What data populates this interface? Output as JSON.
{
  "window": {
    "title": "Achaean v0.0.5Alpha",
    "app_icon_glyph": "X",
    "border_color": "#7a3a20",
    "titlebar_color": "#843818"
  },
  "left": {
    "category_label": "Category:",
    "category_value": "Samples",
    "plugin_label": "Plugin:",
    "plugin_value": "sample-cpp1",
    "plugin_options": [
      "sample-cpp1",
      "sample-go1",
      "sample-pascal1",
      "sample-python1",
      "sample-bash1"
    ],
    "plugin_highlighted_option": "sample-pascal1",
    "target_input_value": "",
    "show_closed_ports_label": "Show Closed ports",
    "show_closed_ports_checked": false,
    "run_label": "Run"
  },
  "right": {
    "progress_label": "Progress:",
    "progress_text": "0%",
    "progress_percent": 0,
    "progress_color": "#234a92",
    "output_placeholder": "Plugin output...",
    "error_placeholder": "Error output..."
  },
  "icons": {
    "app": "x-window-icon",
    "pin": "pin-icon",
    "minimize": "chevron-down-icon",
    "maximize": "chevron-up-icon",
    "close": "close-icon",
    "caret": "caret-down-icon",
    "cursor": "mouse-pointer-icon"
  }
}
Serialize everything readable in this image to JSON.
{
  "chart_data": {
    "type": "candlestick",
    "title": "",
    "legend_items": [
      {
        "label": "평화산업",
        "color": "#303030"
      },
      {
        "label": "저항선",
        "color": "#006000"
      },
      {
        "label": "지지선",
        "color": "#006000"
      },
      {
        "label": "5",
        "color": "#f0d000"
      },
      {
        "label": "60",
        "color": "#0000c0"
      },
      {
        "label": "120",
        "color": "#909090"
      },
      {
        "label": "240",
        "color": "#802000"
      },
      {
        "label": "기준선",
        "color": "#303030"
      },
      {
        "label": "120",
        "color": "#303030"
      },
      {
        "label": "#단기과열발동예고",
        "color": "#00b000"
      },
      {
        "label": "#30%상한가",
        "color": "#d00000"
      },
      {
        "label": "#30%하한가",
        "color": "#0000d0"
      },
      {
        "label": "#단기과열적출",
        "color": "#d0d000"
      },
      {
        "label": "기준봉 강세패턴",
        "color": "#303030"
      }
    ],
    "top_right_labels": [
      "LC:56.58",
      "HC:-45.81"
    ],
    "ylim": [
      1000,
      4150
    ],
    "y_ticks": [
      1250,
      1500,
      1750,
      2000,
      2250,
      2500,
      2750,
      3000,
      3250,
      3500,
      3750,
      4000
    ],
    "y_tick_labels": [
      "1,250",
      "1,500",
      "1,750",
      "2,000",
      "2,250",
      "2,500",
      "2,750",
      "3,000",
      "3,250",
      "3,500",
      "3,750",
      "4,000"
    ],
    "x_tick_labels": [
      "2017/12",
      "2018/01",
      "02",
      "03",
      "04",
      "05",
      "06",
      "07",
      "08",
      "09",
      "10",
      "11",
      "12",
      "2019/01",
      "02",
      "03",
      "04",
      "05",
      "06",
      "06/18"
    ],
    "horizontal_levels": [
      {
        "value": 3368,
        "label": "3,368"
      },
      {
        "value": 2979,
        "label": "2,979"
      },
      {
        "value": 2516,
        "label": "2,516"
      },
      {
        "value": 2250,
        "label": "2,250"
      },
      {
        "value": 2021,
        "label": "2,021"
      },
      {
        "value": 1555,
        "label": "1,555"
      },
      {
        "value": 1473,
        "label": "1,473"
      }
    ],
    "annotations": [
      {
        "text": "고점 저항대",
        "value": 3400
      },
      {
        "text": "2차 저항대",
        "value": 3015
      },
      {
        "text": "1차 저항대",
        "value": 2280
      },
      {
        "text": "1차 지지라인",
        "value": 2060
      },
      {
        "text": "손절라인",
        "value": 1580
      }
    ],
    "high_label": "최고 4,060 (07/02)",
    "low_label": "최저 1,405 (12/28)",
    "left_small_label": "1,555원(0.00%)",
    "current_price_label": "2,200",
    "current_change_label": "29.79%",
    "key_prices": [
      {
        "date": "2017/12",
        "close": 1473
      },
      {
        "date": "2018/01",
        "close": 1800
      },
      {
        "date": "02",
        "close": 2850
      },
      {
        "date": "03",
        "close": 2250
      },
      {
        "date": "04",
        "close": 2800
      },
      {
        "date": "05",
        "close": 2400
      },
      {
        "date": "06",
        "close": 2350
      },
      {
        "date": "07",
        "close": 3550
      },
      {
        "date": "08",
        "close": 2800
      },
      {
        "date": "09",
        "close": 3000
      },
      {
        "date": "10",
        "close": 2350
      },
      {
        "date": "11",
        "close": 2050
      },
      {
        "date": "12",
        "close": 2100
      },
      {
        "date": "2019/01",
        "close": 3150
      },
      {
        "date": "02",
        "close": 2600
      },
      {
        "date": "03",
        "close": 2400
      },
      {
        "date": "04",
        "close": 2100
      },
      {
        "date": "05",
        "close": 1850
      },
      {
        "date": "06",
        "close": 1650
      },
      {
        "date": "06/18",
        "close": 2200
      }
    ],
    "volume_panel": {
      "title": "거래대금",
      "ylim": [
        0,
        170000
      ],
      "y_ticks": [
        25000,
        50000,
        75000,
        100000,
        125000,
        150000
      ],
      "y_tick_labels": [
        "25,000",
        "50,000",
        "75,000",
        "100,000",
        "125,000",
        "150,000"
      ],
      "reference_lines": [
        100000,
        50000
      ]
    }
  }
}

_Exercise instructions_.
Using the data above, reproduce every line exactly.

_Task solution_.
What data populates this interface? Output as JSON.
{
  "window": {
    "title": "Achaean v0.0.5Alpha",
    "app_icon_glyph": "X",
    "border_color": "#7a3a20",
    "titlebar_color": "#843818"
  },
  "left": {
    "category_label": "Category:",
    "category_value": "Samples",
    "plugin_label": "Plugin:",
    "plugin_value": "sample-cpp1",
    "plugin_options": [
      "sample-cpp1",
      "sample-go1",
      "sample-pascal1",
      "sample-python1",
      "sample-bash1"
    ],
    "plugin_highlighted_option": "sample-pascal1",
    "target_input_value": "",
    "show_closed_ports_label": "Show Closed ports",
    "show_closed_ports_checked": false,
    "run_label": "Run"
  },
  "right": {
    "progress_label": "Progress:",
    "progress_text": "0%",
    "progress_percent": 0,
    "progress_color": "#234a92",
    "output_placeholder": "Plugin output...",
    "error_placeholder": "Error output..."
  },
  "icons": {
    "app": "x-window-icon",
    "pin": "pin-icon",
    "minimize": "chevron-down-icon",
    "maximize": "chevron-up-icon",
    "close": "close-icon",
    "caret": "caret-down-icon",
    "cursor": "mouse-pointer-icon"
  }
}
Serialize everything readable in this image to JSON.
{
  "chart_data": {
    "type": "candlestick",
    "title": "",
    "legend_items": [
      {
        "label": "평화산업",
        "color": "#303030"
      },
      {
        "label": "저항선",
        "color": "#006000"
      },
      {
        "label": "지지선",
        "color": "#006000"
      },
      {
        "label": "5",
        "color": "#f0d000"
      },
      {
        "label": "60",
        "color": "#0000c0"
      },
      {
        "label": "120",
        "color": "#909090"
      },
      {
        "label": "240",
        "color": "#802000"
      },
      {
        "label": "기준선",
        "color": "#303030"
      },
      {
        "label": "120",
        "color": "#303030"
      },
      {
        "label": "#단기과열발동예고",
        "color": "#00b000"
      },
      {
        "label": "#30%상한가",
        "color": "#d00000"
      },
      {
        "label": "#30%하한가",
        "color": "#0000d0"
      },
      {
        "label": "#단기과열적출",
        "color": "#d0d000"
      },
      {
        "label": "기준봉 강세패턴",
        "color": "#303030"
      }
    ],
    "top_right_labels": [
      "LC:56.58",
      "HC:-45.81"
    ],
    "ylim": [
      1000,
      4150
    ],
    "y_ticks": [
      1250,
      1500,
      1750,
      2000,
      2250,
      2500,
      2750,
      3000,
      3250,
      3500,
      3750,
      4000
    ],
    "y_tick_labels": [
      "1,250",
      "1,500",
      "1,750",
      "2,000",
      "2,250",
      "2,500",
      "2,750",
      "3,000",
      "3,250",
      "3,500",
      "3,750",
      "4,000"
    ],
    "x_tick_labels": [
      "2017/12",
      "2018/01",
      "02",
      "03",
      "04",
      "05",
      "06",
      "07",
      "08",
      "09",
      "10",
      "11",
      "12",
      "2019/01",
      "02",
      "03",
      "04",
      "05",
      "06",
      "06/18"
    ],
    "horizontal_levels": [
      {
        "value": 3368,
        "label": "3,368"
      },
      {
        "value": 2979,
        "label": "2,979"
      },
      {
        "value": 2516,
        "label": "2,516"
      },
      {
        "value": 2250,
        "label": "2,250"
      },
      {
        "value": 2021,
        "label": "2,021"
      },
      {
        "value": 1555,
        "label": "1,555"
      },
      {
        "value": 1473,
        "label": "1,473"
      }
    ],
    "annotations": [
      {
        "text": "고점 저항대",
        "value": 3400
      },
      {
        "text": "2차 저항대",
        "value": 3015
      },
      {
        "text": "1차 저항대",
        "value": 2280
      },
      {
        "text": "1차 지지라인",
        "value": 2060
      },
      {
        "text": "손절라인",
        "value": 1580
      }
    ],
    "high_label": "최고 4,060 (07/02)",
    "low_label": "최저 1,405 (12/28)",
    "left_small_label": "1,555원(0.00%)",
    "current_price_label": "2,200",
    "current_change_label": "29.79%",
    "key_prices": [
      {
        "date": "2017/12",
        "close": 1473
      },
      {
        "date": "2018/01",
        "close": 1800
      },
      {
        "date": "02",
        "close": 2850
      },
      {
        "date": "03",
        "close": 2250
      },
      {
        "date": "04",
        "close": 2800
      },
      {
        "date": "05",
        "close": 2400
      },
      {
        "date": "06",
        "close": 2350
      },
      {
        "date": "07",
        "close": 3550
      },
      {
        "date": "08",
        "close": 2800
      },
      {
        "date": "09",
        "close": 3000
      },
      {
        "date": "10",
        "close": 2350
      },
      {
        "date": "11",
        "close": 2050
      },
      {
        "date": "12",
        "close": 2100
      },
      {
        "date": "2019/01",
        "close": 3150
      },
      {
        "date": "02",
        "close": 2600
      },
      {
        "date": "03",
        "close": 2400
      },
      {
        "date": "04",
        "close": 2100
      },
      {
        "date": "05",
        "close": 1850
      },
      {
        "date": "06",
        "close": 1650
      },
      {
        "date": "06/18",
        "close": 2200
      }
    ],
    "volume_panel": {
      "title": "거래대금",
      "ylim": [
        0,
        170000
      ],
      "y_ticks": [
        25000,
        50000,
        75000,
        100000,
        125000,
        150000
      ],
      "y_tick_labels": [
        "25,000",
        "50,000",
        "75,000",
        "100,000",
        "125,000",
        "150,000"
      ],
      "reference_lines": [
        100000,
        50000
      ]
    }
  }
}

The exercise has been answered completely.